Fox's The Simpsons has inspired many art forms over the past few decades, so it's only fitting that the everlasting series invaded early meme culture as well. Anyone who frequents the internet has undoubtedly seen the "Homer disappearing in bushes" GIF, which features family patriarch Homer Simpson's backwards-disappearance into some bushes. Because the animated series is known for doing just about everything, The Simpsons had to reference that GIF and did so in the most meta way ever.
In an incredibly weird but totally Simpsons moment, Homer used the familiar GIF to express his embarrassment over texting Lisa to see where his phone was. (Who among us can say we're any better?) In any other show, this gag might have been seen as an incredibly problematic, shark-jumping plothole, but these things are obviously acceptable in theSimpsons' universe.
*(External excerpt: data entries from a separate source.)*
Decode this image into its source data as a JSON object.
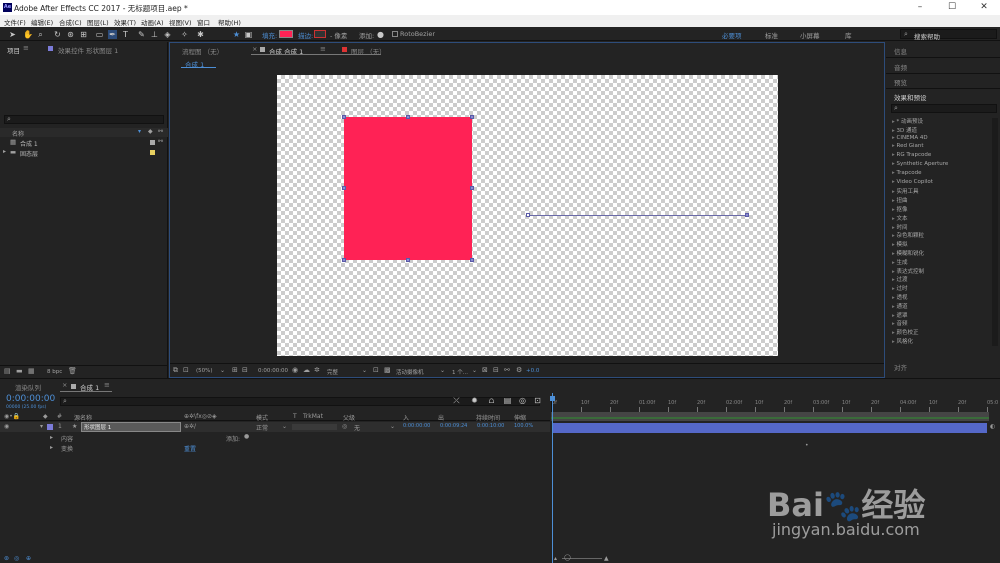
{
  "window": {
    "title": "Adobe After Effects CC 2017 - 无标题项目.aep *"
  },
  "menu": [
    "文件(F)",
    "编辑(E)",
    "合成(C)",
    "图层(L)",
    "效果(T)",
    "动画(A)",
    "视图(V)",
    "窗口",
    "帮助(H)"
  ],
  "toolbar": {
    "fill_label": "填充:",
    "stroke_label": "描边:",
    "stroke_size": "- 像素",
    "add_label": "添加:",
    "rotobezier_label": "RotoBezier",
    "fill_color": "#ff2255",
    "workspaces": [
      "必要项",
      "标准",
      "小屏幕",
      "库"
    ],
    "search_help": "搜索帮助"
  },
  "project_panel": {
    "tab_project": "项目",
    "tab_effect_controls": "效果控件 形状图层 1",
    "col_name": "名称",
    "items": [
      {
        "name": "合成 1",
        "icon": "composition-icon"
      },
      {
        "name": "固态层",
        "icon": "folder-icon"
      }
    ],
    "bpc": "8 bpc"
  },
  "viewer": {
    "tab_flow": "流程图 （无）",
    "tab_comp": "合成 合成 1",
    "tab_layer": "图层 （无）",
    "comp_label": "合成 1",
    "zoom": "(50%)",
    "timecode": "0:00:00:00",
    "quality": "完整",
    "camera": "活动摄像机",
    "views": "1 个...",
    "exposure": "+0.0",
    "shape_color": "#ff2255"
  },
  "right_panel": {
    "info": "信息",
    "audio": "音频",
    "preview": "预览",
    "effects_presets": "效果和预设",
    "effects": [
      "* 动画预设",
      "3D 通道",
      "CINEMA 4D",
      "Red Giant",
      "RG Trapcode",
      "Synthetic Aperture",
      "Trapcode",
      "Video Copilot",
      "实用工具",
      "扭曲",
      "抠像",
      "文本",
      "时间",
      "杂色和颗粒",
      "模拟",
      "模糊和锐化",
      "生成",
      "表达式控制",
      "过渡",
      "过时",
      "透视",
      "通道",
      "遮罩",
      "音频",
      "颜色校正",
      "风格化"
    ],
    "align": "对齐"
  },
  "timeline": {
    "tab_render": "渲染队列",
    "tab_comp": "合成 1",
    "timecode": "0:00:00:00",
    "frame_info": "00000 (25.00 fps)",
    "headers": {
      "num": "#",
      "source_name": "源名称",
      "mode": "模式",
      "t": "T",
      "trkmat": "TrkMat",
      "parent": "父级",
      "in": "入",
      "out": "出",
      "duration": "持续时间",
      "stretch": "伸缩"
    },
    "layer": {
      "num": "1",
      "name": "形状图层 1",
      "mode": "正常",
      "parent": "无",
      "in": "0:00:00:00",
      "out": "0:00:09:24",
      "duration": "0:00:10:00",
      "stretch": "100.0%"
    },
    "sub_contents": "内容",
    "sub_add": "添加:",
    "sub_transform": "变换",
    "sub_reset": "重置",
    "ruler": [
      "0f",
      "10f",
      "20f",
      "01:00f",
      "10f",
      "20f",
      "02:00f",
      "10f",
      "20f",
      "03:00f",
      "10f",
      "20f",
      "04:00f",
      "10f",
      "20f",
      "05:0"
    ]
  },
  "watermark": {
    "brand": "Bai",
    "brand2": "经验",
    "url": "jingyan.baidu.com"
  }
}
Do you think Homer uses any of Fry's Futurama memes as well?
What's hilarious is that The Simpsons used the meme for its current denotation, even though the original scene it came from has little connection to its widespread popularity. The moment came from the episode "Homer Loves Flanders," and actually makes Homer seem more creepy than anything when viewed in proper context. Homer creeps up on Ned and the boys to see what they're up to, and then slinks back into the bushes when his attempts to hang out are rejected.
Check out a clip from that scene below.
Perhaps The Simpsons, along with the rest of the world, should be thankful that the GIF hasn't seen more widespread use among the web's more self-aware creepsters. After all, its emergence as an out-of-context joke makes it much funnier than it was originally, and has thus gotten a lot more mileage thanks to the Internet. The question I have is, where is the creative mind who first realized this clip could be used in a different context?
The Simpsons self-referential humor wasn't the only entertaining bit from "The Girl On The Bus" that embraced other areas of pop culture. The opening couch gag made a pretty funny reference to Avengers: Infinity War and Marvel's deadliest villain. Fans can see what happened between the Simpson family and Thanos below.
So, did Thanos' snap affect the rest of Springfield as well? If so, that would certainly be a convenient way for the show to handle its Apu problem, potentially preventing further jabs from others who have derided the show's stance on the issue thus far. Of course, if couch gags were canon, I'm sure it would take more than a snap to erase The Simpsons from existence, considering they've had some pretty wild stuff happen to them over the years.
The Simpsons typically airs on Fox on Sunday nights at 8:00 p.m. ET. That's usually provided there aren't any sports contests running into its programming time. For more on upcoming TV shows set to air in 2019, be sure to visit and bookmark our handy midseason premiere guide.